We couldn't afford the taxes or the electrical bill!

New HDTVs all over the darn house!

Infinity edge pool, was also a lap pool.

About 10,000 square feet. And already SOLD!

A new Porsche Cayenne in one of the driveways. $70k. For my (monopoly) money, better looking than the Carerra at 100k.

Some pretty impressive home theaters. But the fanciest audio rig wasn't as good sounding as mine, though I bet it cost 6 figures. Ha! I won't tell you what mine cost. You'd have me committed.

Some of the builders had very pretty models at the door, greeting people. You know a model is pretty when you are embarrassed to look her in the eye but for a fleeting second, lest you get stuck there, and be labeled a perv.

Others had, and there's no PC way to say this - short fatties on the same duty to less effect.

Hint: want to show off? Hire the models.

All in all, we do prefer the look of our neighborhood to that one, though some of those ENCLAVES were pretty darn extreme and you'd have to say, livable.

Monday, July 03, 2006


It seems our gas-fired hot water heater has lost its heat. I will now do the manly thing - crawl into a very tight space and try to read the instructions and even follow them. No messing around.

But I can't figure out why they don't put automatic lighters on these things. Maybe they don't go out often enough to make it cost effective.

Want to bet the warranty has run out?

That's how you can tell. When something stops, the warranty just ran out.


Later today we are planning to visit the Parade of (very expensive) Homes. Actually we live in a neighborhood of same, but they aren't on display.

It's fun to walk around and say, "look at that - that's wrong!" Or, "gotta get one of THOSE!" - a much more expensive exclamation.

("Exclamation - what happens if you eat a bad clam.") But I digress.

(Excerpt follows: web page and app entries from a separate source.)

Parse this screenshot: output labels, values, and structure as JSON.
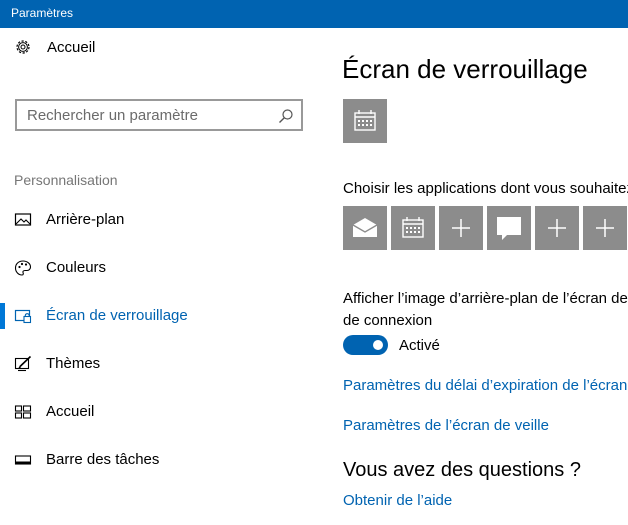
{
  "window": {
    "title": "Paramètres"
  },
  "nav": {
    "home_label": "Accueil",
    "search_placeholder": "Rechercher un paramètre",
    "section_label": "Personnalisation",
    "items": [
      {
        "label": "Arrière-plan",
        "icon": "picture-icon",
        "selected": false
      },
      {
        "label": "Couleurs",
        "icon": "palette-icon",
        "selected": false
      },
      {
        "label": "Écran de verrouillage",
        "icon": "lock-screen-icon",
        "selected": true
      },
      {
        "label": "Thèmes",
        "icon": "themes-icon",
        "selected": false
      },
      {
        "label": "Accueil",
        "icon": "start-tiles-icon",
        "selected": false
      },
      {
        "label": "Barre des tâches",
        "icon": "taskbar-icon",
        "selected": false
      }
    ]
  },
  "main": {
    "title": "Écran de verrouillage",
    "detail_app_icon": "calendar-icon",
    "quick_status_label": "Choisir les applications dont vous souhaitez",
    "quick_apps": [
      {
        "icon": "mail-icon"
      },
      {
        "icon": "calendar-icon"
      },
      {
        "icon": "plus-icon"
      },
      {
        "icon": "message-icon"
      },
      {
        "icon": "plus-icon"
      },
      {
        "icon": "plus-icon"
      }
    ],
    "background_label_line1": "Afficher l’image d’arrière-plan de l’écran de",
    "background_label_line2": "de connexion",
    "toggle_state": "Activé",
    "link_timeout": "Paramètres du délai d’expiration de l’écran",
    "link_screensaver": "Paramètres de l’écran de veille",
    "questions_heading": "Vous avez des questions ?",
    "help_link": "Obtenir de l’aide"
  },
  "colors": {
    "accent": "#0063b1",
    "tile": "#8c8c8c",
    "titlebar": "#0063b1"
  }
}
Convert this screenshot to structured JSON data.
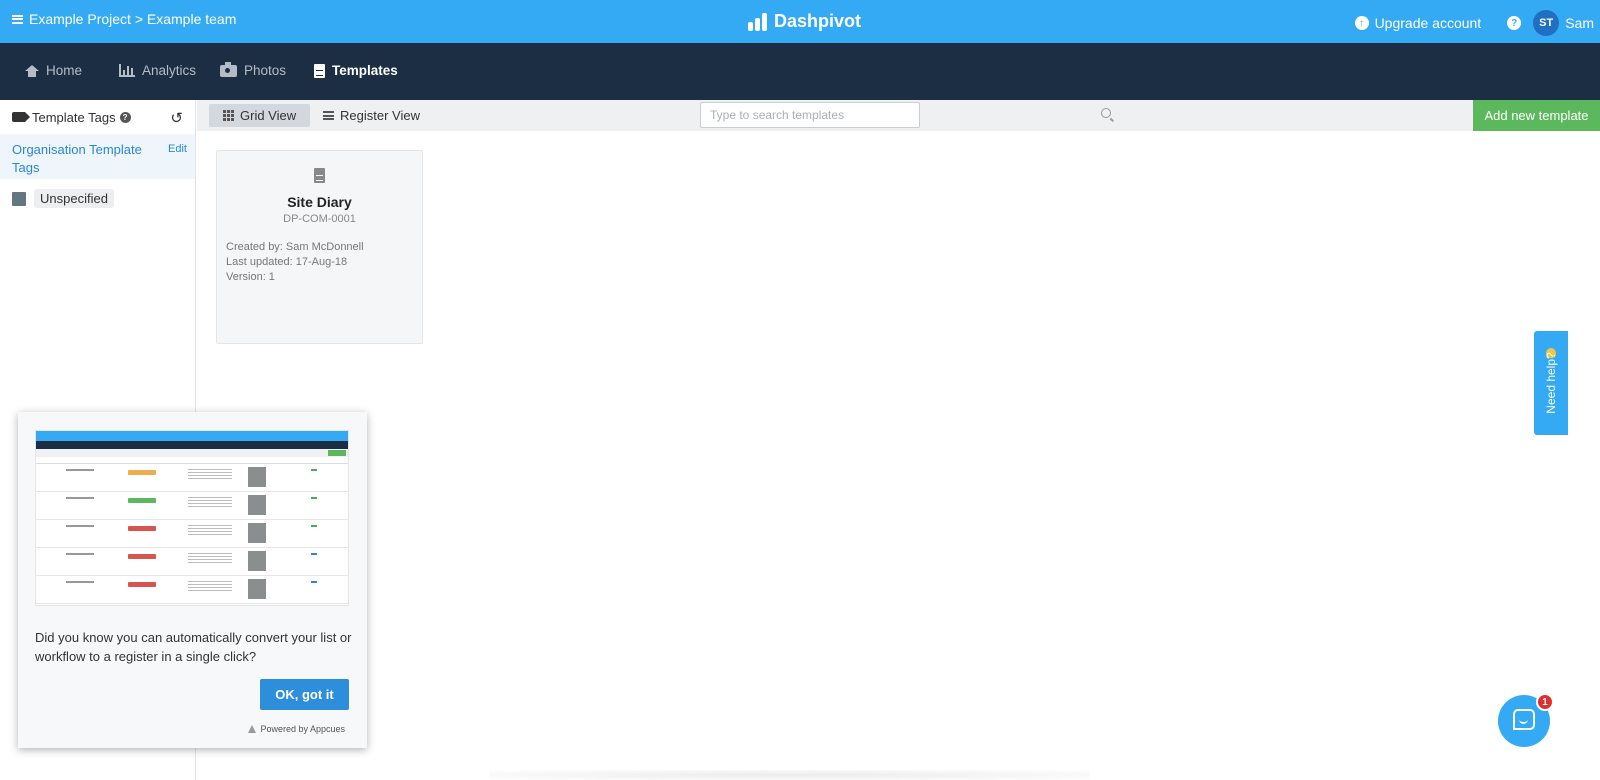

It's also fun to people watch at these things. Parade of Homes is a franchise, and from past experience elsewhere, usually they won't let you take pictures. Trade secrets I guess.

Here in the land of grand, it'll be interesting to see what excesses are on parade.

Saturday, July 01, 2006


... is a computer program several of the local weatherpeople use to forecast. I think it keeps the blame from them personally. These guys, including the predictor, cannot predict rain accurately. Time and time again they are wrong. They are lucky to predict daylight and dark and get that right.

I realize weather forecasting is an inexact science. But with my experience having lived in over 15 markets I have to say Austin has a weak tv crew.

Somewhere out there in radio and at the U, I believe, is Troy Kimmel, who did the weather when I programmed a radio station in Houston. I always thought he was among the best. The TV stations could use his expertise!


Encouraged by my first dose of weed killing (nothing happened, or darn little did) I mixed up another batch from concentrate and soaked the weeds. Now, days later, the orange dead grass for the most part surrounds nice green baby weeds. Looks like a dog with a bladder infection went for a drunken squat all over everything.

You will think I am crazy but I wonder why I couldn't BURN them out next time. A propane torch with a thin multi-thousand degree flame. Just pin point the damn weed and burn it down/up. As long as I am alert to possible fire spreading, shouldn't that do it once and for all?